#### Requirement
Each line in the records below that has the word "this" should be copied.

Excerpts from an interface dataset

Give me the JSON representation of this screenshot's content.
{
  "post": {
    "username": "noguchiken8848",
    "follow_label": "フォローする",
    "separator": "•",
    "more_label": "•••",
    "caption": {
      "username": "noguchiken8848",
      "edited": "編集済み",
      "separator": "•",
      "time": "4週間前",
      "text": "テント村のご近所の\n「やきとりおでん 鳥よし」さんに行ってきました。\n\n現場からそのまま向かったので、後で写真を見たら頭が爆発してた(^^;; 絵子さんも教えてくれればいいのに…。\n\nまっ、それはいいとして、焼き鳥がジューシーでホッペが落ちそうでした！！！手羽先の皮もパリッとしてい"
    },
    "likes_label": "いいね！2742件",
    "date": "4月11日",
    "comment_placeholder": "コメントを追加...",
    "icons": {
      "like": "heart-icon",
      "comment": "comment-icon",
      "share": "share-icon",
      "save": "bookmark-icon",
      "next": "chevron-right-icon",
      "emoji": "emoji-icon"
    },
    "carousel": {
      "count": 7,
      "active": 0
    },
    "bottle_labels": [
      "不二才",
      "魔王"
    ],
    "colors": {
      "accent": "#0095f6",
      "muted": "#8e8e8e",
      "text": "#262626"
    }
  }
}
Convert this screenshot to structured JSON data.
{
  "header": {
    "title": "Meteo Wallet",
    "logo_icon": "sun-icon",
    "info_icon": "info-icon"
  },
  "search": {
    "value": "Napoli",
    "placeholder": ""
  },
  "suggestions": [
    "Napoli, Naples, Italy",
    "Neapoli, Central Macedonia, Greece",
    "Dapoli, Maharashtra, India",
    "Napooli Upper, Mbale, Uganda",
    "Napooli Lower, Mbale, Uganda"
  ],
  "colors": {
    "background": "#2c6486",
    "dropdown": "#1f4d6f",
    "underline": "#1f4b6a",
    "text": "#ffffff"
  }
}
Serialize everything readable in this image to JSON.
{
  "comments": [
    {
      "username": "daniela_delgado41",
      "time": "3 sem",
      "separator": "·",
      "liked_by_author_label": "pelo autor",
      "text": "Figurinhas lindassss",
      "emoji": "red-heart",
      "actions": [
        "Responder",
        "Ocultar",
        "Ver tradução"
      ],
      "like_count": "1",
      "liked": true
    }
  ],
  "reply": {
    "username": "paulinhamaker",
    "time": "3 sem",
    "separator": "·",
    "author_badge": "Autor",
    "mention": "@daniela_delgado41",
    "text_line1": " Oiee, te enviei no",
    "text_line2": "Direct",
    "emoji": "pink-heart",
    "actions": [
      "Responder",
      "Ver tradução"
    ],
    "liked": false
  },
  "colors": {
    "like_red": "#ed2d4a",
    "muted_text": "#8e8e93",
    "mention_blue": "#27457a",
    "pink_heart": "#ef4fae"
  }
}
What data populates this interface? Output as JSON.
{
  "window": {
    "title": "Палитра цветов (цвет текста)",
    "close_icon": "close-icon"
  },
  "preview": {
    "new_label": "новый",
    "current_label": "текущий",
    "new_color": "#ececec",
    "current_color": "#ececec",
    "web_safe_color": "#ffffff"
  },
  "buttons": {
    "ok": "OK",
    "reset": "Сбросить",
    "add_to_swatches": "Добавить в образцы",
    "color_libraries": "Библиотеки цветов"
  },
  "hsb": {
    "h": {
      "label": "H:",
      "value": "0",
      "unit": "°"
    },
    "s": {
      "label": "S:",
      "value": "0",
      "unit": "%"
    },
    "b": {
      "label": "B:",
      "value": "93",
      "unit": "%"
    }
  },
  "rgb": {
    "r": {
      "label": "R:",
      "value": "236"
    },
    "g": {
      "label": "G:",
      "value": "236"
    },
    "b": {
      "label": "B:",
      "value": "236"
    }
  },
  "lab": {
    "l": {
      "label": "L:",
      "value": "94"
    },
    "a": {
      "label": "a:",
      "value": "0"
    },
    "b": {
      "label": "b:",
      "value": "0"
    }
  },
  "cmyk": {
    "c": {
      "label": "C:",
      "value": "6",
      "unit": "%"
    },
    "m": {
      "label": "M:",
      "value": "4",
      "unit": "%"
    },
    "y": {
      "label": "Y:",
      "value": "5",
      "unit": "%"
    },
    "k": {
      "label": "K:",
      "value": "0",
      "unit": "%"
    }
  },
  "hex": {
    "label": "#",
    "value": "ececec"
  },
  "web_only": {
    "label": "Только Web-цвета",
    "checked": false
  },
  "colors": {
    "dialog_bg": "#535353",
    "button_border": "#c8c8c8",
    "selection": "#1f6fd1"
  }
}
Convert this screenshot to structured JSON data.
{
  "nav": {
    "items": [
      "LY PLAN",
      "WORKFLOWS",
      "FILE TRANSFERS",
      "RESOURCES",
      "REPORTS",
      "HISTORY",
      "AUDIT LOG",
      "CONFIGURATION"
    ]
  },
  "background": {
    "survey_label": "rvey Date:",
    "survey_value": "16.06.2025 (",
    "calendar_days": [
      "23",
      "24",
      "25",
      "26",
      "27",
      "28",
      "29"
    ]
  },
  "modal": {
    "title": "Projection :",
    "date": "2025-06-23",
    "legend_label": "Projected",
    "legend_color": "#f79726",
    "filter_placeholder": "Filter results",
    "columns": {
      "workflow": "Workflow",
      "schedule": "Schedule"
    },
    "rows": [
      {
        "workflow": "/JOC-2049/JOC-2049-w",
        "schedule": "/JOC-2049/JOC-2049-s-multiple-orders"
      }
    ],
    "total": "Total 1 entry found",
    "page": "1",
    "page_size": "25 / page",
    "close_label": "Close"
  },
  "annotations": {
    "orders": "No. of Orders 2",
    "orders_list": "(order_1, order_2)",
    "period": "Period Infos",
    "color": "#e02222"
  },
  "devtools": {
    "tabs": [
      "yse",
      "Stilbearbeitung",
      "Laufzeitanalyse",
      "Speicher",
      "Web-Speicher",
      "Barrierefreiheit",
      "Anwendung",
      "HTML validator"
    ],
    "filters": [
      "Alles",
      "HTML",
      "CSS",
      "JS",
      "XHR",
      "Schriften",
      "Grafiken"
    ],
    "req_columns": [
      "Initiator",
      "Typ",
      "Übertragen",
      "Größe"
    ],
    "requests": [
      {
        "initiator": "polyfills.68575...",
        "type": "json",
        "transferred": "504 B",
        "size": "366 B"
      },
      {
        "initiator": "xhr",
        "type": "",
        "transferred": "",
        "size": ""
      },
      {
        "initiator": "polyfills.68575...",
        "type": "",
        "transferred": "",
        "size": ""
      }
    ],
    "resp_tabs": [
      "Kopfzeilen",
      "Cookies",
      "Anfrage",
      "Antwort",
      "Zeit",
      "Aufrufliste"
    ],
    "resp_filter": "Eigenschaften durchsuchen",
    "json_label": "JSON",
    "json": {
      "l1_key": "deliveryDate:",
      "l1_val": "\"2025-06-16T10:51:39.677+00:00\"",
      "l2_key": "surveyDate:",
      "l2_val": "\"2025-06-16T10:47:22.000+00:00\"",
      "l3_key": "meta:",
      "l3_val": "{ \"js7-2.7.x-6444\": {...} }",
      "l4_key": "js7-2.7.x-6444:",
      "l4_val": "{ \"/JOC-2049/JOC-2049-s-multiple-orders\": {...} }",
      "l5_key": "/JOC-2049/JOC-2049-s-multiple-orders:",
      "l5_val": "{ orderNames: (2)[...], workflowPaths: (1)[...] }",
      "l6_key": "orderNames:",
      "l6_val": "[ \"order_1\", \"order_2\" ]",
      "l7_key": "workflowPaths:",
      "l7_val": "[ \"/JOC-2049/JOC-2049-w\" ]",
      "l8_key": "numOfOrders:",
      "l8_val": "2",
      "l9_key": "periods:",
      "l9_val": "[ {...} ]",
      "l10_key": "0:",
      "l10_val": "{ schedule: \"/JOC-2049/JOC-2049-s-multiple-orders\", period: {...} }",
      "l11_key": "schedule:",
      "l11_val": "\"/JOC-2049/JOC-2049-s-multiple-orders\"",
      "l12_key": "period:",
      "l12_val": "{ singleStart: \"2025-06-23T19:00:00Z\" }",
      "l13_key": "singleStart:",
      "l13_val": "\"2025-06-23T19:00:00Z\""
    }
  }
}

#### Task response
Give me the JSON representation of this screenshot's content.
Convert this screenshot to structured JSON data.
Serialize everything readable in this image to JSON.
What data populates this interface? Output as JSON.
Convert this screenshot to structured JSON data.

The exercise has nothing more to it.